*And by anything, I mean anything. He made Japanesque Art Nouveau-style carved cabinets and Moroccan tiled octagonal tables offound wood and all sorts of cabinets with crazy tricky parquetry.

Super-Secret Saturday Night 5-Minute Dance Party | Extra-Massif Soundcloud Edition Vol. 1

The Evening News


Of our three dogs, Abelard requests the most constant companionship.

While Ilsa will wander off to mull a chewy over under her favorite wing chair and Monkey might curl into a drowsy ball in a corner of the couch, Abelard will almost always insist on draping himself across your person in an artful shape wherever you may sit, however you may stand.

But Abelard’s favorite thing* to do—his utter and absolute favorite—is to climb up in The Husband’s lap and tuck his head into a corner of The H.’s shoulder and drowse like a babe in arms.

*Abelard’s second favorite thing is to throw his one front paw across my shoulder as he and I swim towards sleep.

(Super-Secret!) Friday Night 5-Minute Dance Party | Her Majesty’s Socialist Request


(Bluebird is still dancing, but starting to get out of breath a little bit.)

Bluebird: SO, GUESSWHATTODAYIS? YES,YOUGUESSEDIT! IT’SBLUEBIRDBLVD.’S THIRDANNIVERSARY! (Shouting to The Husband in the through the adjoining wall of their offices.) ISTHATRIGHT? THETHIRD?

The Husband: (Stern, muffled by wall.) I’m not speaking to you until you “come down” from your caffeine high.


The Husband: (To you.) —that’s “Bluebird speak” for double-espressos.


The Husband: (Small fearful voice.) Oh?


(Bluebird jumps up and starts dancing again.)

The Husband: (Whispering to you.) I hid the espresso maker in my truck under the driver’s seat. (Then speaking to Bluebird through the wall.) That’s GOOD, honey. THANK YOU. You KEEP dancing UNTIL you COLLAPSE, OKAY?

(Bluebird is dancing. The dogs are barking. The Husband is smiling.
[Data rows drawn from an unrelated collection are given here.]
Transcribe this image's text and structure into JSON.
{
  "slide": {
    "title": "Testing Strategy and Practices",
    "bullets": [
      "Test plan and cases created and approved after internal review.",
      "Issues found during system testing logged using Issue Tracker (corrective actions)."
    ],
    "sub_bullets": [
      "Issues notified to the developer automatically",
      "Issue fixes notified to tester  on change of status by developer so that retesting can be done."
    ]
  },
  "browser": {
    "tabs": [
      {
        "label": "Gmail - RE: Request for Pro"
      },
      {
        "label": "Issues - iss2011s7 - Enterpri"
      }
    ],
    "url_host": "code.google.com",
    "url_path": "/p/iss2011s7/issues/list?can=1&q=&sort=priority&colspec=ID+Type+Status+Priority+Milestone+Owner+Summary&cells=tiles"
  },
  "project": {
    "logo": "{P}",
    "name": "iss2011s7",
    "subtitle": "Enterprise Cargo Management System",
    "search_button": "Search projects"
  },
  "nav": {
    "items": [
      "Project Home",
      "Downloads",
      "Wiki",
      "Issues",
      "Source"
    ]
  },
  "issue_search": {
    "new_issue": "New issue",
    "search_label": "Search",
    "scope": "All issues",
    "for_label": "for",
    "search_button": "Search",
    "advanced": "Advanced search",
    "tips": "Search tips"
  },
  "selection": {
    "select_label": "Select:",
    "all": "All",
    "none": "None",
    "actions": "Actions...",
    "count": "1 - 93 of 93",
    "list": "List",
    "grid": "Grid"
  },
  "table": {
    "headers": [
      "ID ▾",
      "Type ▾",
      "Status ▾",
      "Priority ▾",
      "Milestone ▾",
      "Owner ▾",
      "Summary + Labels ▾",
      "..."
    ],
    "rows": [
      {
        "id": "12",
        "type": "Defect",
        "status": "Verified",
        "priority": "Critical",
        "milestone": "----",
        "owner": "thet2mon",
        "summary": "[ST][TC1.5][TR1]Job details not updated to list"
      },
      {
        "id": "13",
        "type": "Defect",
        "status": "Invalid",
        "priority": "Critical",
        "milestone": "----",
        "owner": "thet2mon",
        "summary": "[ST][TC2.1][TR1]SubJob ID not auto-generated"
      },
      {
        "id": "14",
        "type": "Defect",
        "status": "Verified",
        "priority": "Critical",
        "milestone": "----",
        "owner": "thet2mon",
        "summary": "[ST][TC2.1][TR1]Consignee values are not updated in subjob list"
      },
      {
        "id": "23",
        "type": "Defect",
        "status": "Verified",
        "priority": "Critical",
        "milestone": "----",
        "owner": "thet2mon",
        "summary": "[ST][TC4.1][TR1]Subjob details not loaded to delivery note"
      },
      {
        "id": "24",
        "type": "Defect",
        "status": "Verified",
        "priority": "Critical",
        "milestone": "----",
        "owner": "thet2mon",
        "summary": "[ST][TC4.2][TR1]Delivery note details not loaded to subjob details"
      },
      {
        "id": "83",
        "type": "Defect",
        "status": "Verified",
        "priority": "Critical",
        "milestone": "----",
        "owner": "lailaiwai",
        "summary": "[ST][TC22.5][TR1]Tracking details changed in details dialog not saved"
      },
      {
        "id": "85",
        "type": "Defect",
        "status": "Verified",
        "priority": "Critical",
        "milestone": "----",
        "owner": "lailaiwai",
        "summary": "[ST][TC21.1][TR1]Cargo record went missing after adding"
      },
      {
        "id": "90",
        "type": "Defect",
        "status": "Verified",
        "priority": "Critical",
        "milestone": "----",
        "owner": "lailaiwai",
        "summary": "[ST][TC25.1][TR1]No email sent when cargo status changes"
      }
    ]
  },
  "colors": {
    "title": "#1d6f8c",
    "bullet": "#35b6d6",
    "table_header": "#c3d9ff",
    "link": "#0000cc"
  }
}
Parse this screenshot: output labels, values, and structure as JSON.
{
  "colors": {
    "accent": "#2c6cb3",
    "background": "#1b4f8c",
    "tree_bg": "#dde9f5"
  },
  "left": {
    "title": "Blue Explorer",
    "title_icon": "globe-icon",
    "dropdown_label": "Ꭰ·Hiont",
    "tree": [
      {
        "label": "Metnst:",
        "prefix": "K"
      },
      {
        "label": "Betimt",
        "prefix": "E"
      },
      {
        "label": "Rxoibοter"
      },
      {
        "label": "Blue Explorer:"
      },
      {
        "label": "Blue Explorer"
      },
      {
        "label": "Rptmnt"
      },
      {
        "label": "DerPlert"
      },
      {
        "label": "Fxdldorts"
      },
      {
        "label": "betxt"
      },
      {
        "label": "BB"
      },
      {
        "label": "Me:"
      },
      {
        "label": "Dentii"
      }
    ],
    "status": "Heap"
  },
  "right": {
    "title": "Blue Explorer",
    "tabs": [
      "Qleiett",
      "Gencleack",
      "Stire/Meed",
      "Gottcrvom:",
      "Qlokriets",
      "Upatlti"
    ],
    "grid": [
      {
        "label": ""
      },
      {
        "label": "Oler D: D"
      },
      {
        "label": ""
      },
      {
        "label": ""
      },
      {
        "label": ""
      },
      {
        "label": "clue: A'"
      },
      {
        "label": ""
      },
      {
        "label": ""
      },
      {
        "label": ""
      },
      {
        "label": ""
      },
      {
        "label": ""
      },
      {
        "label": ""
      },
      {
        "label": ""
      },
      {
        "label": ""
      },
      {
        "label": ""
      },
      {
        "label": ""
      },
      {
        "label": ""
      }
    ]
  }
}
Here’s what The Husband doesn’t know: Bluebird keeps a back-up espresso maker in the office, which is now steaming a fresh cup.)

Bluebird: (To all and sundry) HAPPY ANNIVERSARY TO BLUEBIRD BLVD.!

The Husband: (Through the wall.) Yes, happy anniversary! (A beat.) I can HEAR that you’ve got an espresso maker in there, Bluebird!

Bluebird: NO,YOUCAN’T. THAT’STHEDOGANDTHEMUSIC AND—(picks up a stack of books off of her office floor and drops them.)—ANDSOMEBOOKSIJUSTDROPPED—

The Husband: —I’m coming in there!

Bluebird: EEK!

Like this instrumental? We’re big fans of RJD2 around here—Bluebird owns four of his albums, and they get lots of airplay in her office. This song comes from More Is Than Isn’t.